Here is an excerpt of an article I recently completed for the Johnson County Bar Association Bar Letter:
Immigration Court and the Department of Homeland Security
DHS is a cabinet department of the U.S. government, and is comprised of the United States Customs and Immigration Services (USCIS), Customs and Border Protection (CBP), and Immigration and Customs Enforcement (ICE). Pub.L. 107–296, 116 Stat. 2135. ICE is the agency responsible for enforcing the nation’s immigration laws by effecting the removal of removable aliens from the United States. In practical terms, ICE agents and prosecutors identify, arrest, and prosecute aliens who are present in the country in violation of U.S. immigration laws. Individuals (“respondents”) placed into removal proceedings by ICE typically appear before an Immigration Judge in Immigration Court. The Executive Office for Immigration Review (EOIR), an office of the Department of Justice, is tasked with administering the fifty-nine Immigration Courts throughout the United States. Immigration Courts are administrative courts, presided over by Article I administrative judges.
When a non-citizen alien is placed into removal proceedings, his or her immigration status dictates where the evidentiary burden of proof lies. If the respondent is charged with deportability, DHS must establish by “clear and convincing evidence” that the respondent is deportable. 8 C.F.R. §1240.8(c). However, a respondent may be required to introduce evidence to rebut DHS’ prima facie case, particularly if the relevant facts of the case are within the respondent’s “particular knowledge and control.” Matter of Vivas, 16 I&N Dec. 68 (BIA 1977).

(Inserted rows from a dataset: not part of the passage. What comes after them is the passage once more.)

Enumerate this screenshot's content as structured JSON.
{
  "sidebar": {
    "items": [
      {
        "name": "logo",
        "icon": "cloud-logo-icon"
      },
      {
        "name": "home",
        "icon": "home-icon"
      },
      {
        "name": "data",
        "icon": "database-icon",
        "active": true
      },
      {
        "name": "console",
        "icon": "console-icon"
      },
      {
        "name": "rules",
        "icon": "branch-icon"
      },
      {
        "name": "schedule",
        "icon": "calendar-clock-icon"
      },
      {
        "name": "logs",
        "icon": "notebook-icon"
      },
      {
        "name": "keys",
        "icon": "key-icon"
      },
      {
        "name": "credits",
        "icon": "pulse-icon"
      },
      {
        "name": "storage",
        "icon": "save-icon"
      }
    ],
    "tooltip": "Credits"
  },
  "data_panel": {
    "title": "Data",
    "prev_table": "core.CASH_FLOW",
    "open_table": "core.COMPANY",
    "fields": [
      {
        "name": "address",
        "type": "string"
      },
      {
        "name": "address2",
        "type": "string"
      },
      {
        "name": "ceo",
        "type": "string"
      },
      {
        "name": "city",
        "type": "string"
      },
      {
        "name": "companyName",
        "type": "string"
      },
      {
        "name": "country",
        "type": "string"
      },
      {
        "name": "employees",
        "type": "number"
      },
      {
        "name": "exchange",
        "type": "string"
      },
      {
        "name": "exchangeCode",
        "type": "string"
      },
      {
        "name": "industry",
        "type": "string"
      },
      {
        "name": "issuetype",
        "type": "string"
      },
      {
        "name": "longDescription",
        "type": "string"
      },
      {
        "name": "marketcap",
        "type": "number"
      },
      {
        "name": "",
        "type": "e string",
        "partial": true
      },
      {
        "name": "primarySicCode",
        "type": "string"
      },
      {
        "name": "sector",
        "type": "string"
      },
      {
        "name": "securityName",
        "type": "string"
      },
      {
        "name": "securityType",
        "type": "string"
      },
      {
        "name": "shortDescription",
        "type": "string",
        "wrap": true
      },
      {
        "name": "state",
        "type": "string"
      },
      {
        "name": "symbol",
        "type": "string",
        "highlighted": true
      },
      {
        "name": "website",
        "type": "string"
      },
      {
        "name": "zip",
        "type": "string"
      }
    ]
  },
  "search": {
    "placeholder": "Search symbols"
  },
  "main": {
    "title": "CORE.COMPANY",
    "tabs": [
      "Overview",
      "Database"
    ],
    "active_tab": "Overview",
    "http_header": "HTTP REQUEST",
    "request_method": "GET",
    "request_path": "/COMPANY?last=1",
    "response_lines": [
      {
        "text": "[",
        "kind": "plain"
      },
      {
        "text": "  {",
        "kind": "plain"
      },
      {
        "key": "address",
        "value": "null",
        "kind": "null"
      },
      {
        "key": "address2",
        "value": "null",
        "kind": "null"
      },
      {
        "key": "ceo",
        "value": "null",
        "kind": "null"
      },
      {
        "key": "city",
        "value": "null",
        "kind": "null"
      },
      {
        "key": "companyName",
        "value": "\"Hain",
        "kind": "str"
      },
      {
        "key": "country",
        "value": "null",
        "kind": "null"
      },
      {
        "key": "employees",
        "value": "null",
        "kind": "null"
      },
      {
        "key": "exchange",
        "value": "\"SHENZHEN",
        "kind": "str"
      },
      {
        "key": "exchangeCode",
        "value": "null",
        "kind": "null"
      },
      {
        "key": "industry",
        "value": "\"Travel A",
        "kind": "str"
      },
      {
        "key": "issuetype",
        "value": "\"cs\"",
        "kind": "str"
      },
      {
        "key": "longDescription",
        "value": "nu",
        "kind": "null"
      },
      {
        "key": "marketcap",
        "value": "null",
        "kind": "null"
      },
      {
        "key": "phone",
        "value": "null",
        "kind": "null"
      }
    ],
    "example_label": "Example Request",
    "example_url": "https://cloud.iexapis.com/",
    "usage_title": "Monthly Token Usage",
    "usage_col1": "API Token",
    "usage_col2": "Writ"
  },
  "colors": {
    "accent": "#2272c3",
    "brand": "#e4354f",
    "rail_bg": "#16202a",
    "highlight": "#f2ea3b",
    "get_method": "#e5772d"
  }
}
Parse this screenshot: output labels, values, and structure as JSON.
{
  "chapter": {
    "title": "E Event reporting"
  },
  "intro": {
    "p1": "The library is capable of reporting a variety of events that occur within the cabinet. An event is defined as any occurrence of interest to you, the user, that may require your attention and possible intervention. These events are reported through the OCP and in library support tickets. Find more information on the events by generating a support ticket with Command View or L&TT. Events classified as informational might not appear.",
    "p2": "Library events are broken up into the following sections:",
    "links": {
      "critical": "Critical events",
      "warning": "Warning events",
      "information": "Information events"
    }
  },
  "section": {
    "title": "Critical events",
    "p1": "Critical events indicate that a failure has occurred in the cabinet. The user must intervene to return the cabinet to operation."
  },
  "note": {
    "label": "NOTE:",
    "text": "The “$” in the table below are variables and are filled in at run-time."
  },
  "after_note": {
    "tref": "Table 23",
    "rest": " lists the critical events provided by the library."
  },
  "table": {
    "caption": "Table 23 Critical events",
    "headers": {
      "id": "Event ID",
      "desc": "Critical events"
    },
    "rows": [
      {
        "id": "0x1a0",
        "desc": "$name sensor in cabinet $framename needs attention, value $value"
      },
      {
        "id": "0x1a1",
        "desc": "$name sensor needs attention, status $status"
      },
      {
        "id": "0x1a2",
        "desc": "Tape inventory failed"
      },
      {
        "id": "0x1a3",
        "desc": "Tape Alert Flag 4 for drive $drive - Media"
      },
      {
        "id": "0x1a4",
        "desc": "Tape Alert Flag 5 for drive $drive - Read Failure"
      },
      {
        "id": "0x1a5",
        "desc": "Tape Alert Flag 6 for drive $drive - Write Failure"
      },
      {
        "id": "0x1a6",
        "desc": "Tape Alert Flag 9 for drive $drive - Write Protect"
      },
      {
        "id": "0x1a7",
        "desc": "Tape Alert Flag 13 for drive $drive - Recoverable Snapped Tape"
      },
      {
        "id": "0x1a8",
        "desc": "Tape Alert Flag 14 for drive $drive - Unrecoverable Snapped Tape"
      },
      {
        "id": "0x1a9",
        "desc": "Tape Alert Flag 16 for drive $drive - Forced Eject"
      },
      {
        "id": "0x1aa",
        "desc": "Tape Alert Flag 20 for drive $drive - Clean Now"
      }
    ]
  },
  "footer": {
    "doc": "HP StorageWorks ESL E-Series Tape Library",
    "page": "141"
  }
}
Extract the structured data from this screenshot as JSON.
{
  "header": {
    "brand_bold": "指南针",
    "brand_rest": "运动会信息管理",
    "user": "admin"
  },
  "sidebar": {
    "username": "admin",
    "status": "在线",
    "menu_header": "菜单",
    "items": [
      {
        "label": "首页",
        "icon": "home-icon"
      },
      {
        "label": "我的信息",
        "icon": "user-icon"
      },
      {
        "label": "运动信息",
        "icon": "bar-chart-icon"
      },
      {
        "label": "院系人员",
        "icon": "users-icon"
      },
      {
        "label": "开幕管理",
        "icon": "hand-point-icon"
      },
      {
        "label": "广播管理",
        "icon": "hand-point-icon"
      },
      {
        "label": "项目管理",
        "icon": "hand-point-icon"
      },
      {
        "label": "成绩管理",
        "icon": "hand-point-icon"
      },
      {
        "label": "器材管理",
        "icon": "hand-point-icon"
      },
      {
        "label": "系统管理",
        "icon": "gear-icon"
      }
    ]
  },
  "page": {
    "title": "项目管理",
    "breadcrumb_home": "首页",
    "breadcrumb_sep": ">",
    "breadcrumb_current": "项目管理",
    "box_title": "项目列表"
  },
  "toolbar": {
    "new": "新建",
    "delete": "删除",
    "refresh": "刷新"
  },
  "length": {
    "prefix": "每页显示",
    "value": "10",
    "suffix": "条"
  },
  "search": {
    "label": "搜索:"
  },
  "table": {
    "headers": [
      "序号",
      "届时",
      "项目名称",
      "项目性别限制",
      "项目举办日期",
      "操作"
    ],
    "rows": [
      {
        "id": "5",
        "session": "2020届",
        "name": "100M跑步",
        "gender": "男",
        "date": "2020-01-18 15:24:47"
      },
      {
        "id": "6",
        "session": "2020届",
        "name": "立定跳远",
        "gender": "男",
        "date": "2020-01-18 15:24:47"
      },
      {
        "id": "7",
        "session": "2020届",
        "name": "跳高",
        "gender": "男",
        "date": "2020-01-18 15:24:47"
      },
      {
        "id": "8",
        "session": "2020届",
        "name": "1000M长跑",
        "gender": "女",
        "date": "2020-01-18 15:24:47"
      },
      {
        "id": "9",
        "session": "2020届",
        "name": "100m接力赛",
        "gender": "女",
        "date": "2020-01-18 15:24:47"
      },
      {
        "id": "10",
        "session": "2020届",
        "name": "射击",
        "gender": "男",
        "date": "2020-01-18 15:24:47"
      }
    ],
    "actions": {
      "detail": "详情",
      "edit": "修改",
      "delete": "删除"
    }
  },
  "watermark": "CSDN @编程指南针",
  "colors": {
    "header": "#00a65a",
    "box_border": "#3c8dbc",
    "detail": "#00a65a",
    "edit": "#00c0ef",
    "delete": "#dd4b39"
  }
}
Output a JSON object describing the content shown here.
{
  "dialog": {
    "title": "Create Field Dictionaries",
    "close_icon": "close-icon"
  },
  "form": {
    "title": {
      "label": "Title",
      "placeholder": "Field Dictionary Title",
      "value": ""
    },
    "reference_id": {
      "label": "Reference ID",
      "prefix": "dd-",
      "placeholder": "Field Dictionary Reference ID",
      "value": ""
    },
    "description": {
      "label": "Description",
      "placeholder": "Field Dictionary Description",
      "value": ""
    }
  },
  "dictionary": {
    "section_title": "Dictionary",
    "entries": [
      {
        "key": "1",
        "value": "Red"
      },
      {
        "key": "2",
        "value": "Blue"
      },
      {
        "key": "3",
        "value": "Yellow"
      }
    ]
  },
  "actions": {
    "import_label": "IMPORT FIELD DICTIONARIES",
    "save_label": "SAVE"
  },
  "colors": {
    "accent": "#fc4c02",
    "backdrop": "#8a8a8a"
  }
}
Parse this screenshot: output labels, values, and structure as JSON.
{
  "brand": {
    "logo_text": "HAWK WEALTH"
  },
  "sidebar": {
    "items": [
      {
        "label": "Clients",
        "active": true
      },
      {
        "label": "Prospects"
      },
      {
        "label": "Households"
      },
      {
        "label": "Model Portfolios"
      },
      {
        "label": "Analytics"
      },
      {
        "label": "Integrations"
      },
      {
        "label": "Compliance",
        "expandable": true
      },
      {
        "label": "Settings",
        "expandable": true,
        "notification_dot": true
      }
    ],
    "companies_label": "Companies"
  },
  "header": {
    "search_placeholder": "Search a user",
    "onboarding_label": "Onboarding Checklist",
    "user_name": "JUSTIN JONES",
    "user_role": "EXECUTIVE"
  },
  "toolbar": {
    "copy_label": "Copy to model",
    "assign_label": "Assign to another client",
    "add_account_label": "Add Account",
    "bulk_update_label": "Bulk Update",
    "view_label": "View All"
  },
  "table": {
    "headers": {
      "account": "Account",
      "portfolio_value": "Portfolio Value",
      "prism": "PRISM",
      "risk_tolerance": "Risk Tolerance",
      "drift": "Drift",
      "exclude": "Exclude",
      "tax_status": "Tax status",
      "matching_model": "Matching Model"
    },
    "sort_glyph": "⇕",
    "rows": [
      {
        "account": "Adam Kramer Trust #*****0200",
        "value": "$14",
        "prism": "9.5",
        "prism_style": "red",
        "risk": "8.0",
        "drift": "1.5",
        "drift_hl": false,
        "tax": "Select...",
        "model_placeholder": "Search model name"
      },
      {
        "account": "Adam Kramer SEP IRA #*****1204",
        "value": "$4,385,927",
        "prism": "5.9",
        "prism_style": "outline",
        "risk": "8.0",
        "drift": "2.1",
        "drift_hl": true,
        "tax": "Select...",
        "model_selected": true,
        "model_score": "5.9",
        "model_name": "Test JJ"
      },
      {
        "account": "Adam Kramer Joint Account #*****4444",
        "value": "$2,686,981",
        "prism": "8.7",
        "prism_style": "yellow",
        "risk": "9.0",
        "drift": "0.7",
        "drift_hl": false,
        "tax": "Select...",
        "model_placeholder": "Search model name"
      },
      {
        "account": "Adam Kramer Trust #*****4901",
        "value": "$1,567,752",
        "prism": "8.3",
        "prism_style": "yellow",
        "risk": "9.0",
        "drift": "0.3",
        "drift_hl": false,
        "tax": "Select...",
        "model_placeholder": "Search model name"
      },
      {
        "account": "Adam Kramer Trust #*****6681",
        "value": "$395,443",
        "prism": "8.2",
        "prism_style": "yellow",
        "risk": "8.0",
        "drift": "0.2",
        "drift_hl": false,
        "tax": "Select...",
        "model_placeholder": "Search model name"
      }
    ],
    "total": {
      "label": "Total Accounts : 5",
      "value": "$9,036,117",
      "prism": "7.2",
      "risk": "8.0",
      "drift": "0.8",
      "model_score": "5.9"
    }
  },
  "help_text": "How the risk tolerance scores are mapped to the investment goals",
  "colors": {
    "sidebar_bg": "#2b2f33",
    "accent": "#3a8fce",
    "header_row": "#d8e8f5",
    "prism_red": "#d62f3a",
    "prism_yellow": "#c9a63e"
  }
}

Respondents who are physically present in the U.S. without having been lawfully inspected and admitted (i.e., “undocumented aliens”) bear a significantly heavier evidentiary burden in Immigration Court. In such cases, DHS must first establish alienage. 8 CFR §1240.8(c). Once DHS has proved that the respondent is a non-citizen alien, the respondent must prove either (1) by clear and convincing evidence that he or she was previously inspected and is lawfully present in the U.S., or (2) that he or she is “clearly and beyond a doubt” entitled to admission. 8 CFR §1240.8(c). A similar burden exists in cases where DHS commences removal proceedings upon a respondent’s arrival in the U.S. or after the revocation or expiration of immigration parole. DHS must first produce “some evidence” that the respondent is inadmissible. If DHS carries this burden, the respondent must prove that he or she is “clearly and beyond a doubt” entitled to be admitted to the United States and is not inadmissible. 8 CFR §1240.8(b); INA §240(c)(2).
The Federal Rules of Evidence are not applicable in removal proceedings, and admissibility of evidence is favored. Longoria-Castaneda v. INS, 548 F.2d 233 (8th Cir). The Board of Immigration Appeals (BIA) has held that “[d]eportation and [r]emoval hearings are administrative proceedings that are civil in nature . . .[d]ue process in such a proceeding ordinarily does not require adherence to judicial rules of evidence unless deviation would make the proceeding fundamentally unfair . . . [t]he sole criterion in appraising documentary evidence lawfully obtained is whether it has probative value and whether its use is consistent with a fair hearing.” Matter of Lam, 14 I&N Dec. 168 (BIA 1972). Hearsay evidence is admissible unless its use is “fundamentally unfair.” Matter of Grijalva, 19 I&N Dec. 713 (BIA 1988).
Once published, the full article can be found here: http://www.jocobar.org/displaycommon.cfm?an=4